collective work: description of the facilitator role, methods for training reviewers, how to carry out reviews, as well as forms that can be used in these processes. Involving teachers in systematic analysis of curriculum materials can have real benefits, including identifying high-quality materials, providing teachers who participate in the review process with knowledge of the curriculum and bolstering their capacity to critically analyze curriculum materials.
Managing curriculum modules may also present challenges. Modules typically include consumable materials that must be replaced after they are used. Since the modules are expensive, schools often ask teachers to share them, and replenishing the supplies becomes a problem. Teachers often have trouble finding the necessary supplies and either do not use the modules or use them inappropriately. A solution to this problem is for districts or schools to set up systems for replenishing the modules and distributing them across classrooms or “materials resources centers.” These centers shift the burden of preparing materials from the individual teacher to a specialized unit in the system. They provide space, deliver materials to schools, and ensure that both reusable and consumable materials are included and adequately stocked before they are delivered to teachers.

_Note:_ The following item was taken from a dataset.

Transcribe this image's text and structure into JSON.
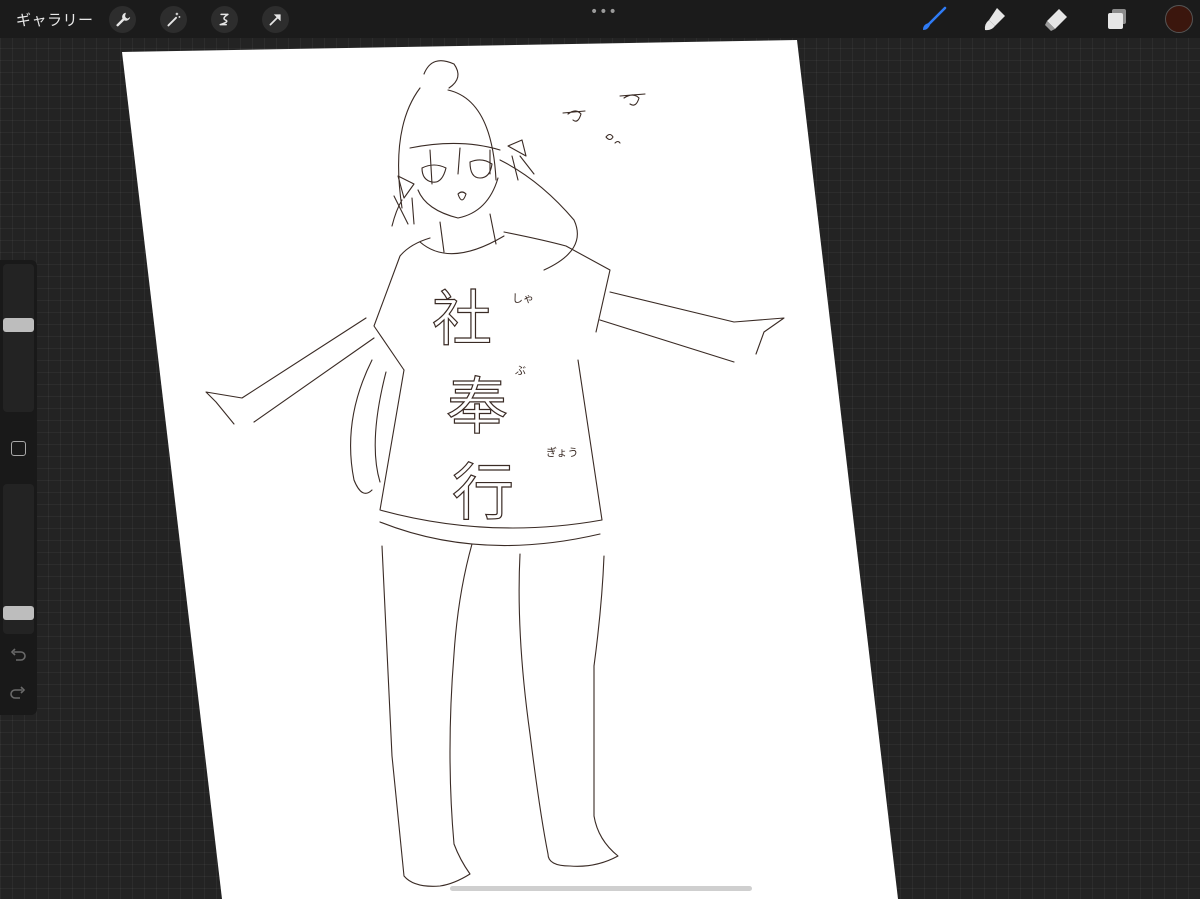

One potential limitation to shared kits is that reliance on them can limit the degree of school and district-level coordination of instruction as kits are frequently shared within or across schools. For example, if four schools share two sets of kits, it would be difficult to teach the units in a clearly defined, developmental learning progression across classrooms. What is more, when teachers at a given grade level are working on topics asynchronously, it can complicate efforts to pool the intellectual resources of the group. Science teacher learning communities that collaborate on planning, teaching, and assessing science instruction will typically work on a common set of tasks that are relevant to their current unit of instruction. Working on different modules at different times of the year could complicate and weaken collaborations.
There is growing interest in improving the means by which teachers monitor the progress of their students. Policy makers, school leaders, and teachers are becoming interested in the use of benchmarking assessments that provide practitioners with regular feedback on student learning, so that their progress can be judged either continually or periodically, and information about student learning can inform instructional decisions in a timely fashion. By providing teachers with feedback in the short term about student learning, these systems are designed to influence teaching in ways that other testing systems (e.g., high-stakes testing) do not.